• **Dataset items**:
--------------------

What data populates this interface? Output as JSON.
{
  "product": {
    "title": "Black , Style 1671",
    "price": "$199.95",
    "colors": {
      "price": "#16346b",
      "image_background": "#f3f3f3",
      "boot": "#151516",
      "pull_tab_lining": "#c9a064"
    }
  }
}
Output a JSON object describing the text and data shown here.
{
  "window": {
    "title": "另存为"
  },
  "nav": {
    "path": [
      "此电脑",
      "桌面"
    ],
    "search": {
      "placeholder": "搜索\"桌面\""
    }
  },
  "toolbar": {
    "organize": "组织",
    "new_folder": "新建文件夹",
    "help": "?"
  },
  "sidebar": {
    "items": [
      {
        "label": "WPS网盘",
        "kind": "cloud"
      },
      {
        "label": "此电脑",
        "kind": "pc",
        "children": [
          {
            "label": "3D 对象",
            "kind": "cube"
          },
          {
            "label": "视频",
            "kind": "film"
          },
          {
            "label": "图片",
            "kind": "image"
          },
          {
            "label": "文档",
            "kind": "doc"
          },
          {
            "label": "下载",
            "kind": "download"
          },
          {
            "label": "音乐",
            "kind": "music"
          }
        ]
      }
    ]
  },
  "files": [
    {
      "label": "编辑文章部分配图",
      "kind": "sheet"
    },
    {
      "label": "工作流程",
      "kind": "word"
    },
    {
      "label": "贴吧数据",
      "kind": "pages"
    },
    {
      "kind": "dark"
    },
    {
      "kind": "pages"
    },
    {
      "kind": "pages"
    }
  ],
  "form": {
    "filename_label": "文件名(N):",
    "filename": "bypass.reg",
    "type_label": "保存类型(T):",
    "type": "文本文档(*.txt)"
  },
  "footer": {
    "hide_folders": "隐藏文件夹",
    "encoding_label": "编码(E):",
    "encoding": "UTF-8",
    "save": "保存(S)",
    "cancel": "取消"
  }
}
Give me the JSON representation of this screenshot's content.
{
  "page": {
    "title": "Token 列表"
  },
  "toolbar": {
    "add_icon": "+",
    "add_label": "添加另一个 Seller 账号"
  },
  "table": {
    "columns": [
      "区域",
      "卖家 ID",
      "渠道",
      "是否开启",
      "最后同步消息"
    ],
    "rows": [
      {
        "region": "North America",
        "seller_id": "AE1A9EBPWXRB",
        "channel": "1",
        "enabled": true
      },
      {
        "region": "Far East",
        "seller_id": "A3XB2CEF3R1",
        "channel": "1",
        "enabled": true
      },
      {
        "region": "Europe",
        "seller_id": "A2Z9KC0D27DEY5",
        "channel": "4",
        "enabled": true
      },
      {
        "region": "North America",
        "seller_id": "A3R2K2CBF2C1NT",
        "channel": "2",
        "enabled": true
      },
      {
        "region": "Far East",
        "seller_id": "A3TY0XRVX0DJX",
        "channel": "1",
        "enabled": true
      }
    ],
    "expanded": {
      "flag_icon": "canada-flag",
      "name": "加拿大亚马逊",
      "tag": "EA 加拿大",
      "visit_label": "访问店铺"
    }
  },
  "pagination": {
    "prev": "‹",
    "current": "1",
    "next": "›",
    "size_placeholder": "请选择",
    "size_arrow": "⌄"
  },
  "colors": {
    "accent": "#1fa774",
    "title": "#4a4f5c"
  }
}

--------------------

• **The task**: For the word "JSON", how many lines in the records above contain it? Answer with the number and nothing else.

• **Finished task**: 3